Many contemporary Jews believe He’bro, an organization whose mission is to celebrate the cultural intersection of queerness and Jewishness, is the answer to a growing need for queer socialization outside of the synagogue, especially in the wake of an ever-evolving acceptance of the LGBT community within the Conservative, Reform, and Reconstructionist movements.
The story of He’bro is inextricably linked to the story of its founder, Jayson Littman. Raised in Washington Heights, Littman hails from a large Jewish “black hat Orthodox” family. Although he had strong relationships with his parents, four siblings, and his community, he slowly became aware that he was different from those around him.
Littman realized that he was gay when he went off to spend a year in Israel after high school.

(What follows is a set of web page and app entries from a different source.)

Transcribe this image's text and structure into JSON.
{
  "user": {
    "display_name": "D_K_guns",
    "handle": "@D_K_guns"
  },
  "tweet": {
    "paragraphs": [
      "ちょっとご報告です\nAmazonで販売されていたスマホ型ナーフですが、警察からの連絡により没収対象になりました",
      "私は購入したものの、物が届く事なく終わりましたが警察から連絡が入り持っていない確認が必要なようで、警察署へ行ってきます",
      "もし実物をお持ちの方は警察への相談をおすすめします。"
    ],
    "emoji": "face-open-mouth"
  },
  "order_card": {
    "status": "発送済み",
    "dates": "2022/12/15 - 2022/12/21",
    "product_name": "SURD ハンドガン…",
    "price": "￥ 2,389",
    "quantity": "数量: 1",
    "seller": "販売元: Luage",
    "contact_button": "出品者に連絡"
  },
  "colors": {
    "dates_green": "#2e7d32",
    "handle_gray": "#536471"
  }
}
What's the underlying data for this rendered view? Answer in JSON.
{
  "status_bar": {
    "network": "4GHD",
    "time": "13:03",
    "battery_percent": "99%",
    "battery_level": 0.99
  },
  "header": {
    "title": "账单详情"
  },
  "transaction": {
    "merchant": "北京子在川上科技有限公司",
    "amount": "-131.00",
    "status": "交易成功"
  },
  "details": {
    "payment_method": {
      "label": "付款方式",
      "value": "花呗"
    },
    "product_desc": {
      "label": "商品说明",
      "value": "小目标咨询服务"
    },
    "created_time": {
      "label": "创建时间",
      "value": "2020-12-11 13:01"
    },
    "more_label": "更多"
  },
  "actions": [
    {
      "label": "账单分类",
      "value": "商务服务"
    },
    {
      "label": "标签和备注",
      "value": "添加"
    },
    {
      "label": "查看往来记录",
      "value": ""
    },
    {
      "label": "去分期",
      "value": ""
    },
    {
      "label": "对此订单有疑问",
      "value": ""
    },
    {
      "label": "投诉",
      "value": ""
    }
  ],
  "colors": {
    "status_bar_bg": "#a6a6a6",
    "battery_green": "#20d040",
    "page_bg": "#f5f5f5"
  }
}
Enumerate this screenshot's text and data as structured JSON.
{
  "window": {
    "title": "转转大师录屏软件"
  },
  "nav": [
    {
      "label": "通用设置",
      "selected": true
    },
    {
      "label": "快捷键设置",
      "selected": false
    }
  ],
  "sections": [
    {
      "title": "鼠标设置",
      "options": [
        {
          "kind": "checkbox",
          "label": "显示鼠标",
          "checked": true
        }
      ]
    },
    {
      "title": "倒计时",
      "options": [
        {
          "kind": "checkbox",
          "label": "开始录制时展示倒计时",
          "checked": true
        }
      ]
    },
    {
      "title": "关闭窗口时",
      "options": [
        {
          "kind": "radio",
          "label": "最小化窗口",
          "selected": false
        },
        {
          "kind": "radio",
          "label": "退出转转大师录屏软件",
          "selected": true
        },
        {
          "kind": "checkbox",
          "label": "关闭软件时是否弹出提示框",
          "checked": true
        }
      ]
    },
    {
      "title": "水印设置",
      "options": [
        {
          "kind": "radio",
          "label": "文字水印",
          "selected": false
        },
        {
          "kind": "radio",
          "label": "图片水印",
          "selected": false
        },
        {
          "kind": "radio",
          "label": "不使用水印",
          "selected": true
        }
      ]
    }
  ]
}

While there, he consulted a rabbi, who advised him to focus on his studies. Upon returning to New York, he found that his feelings for men remained, and decided to join a program called JONAH (short for Jews Offering New Alternatives for Healing, formerly Jews Offering New Alternatives for Homosexuality). A Jewish answer to “pray the gay away,” JONAH touts a form of reparative therapy for gay and lesbian Jews struggling with their sexuality, through what their website calls, “psychological and spiritual counseling.” “I stayed there for five years,” said Littman. “At that time, I really wanted to get married and have children. I was still shidduch dating [dating for the sake of engagement, usually arranged by a matchmaker]. But when I was in it, I realized that it was not working, that it offered a lot of false hope.” At the age of twenty-six, he decided to leave the movement and work on coming out.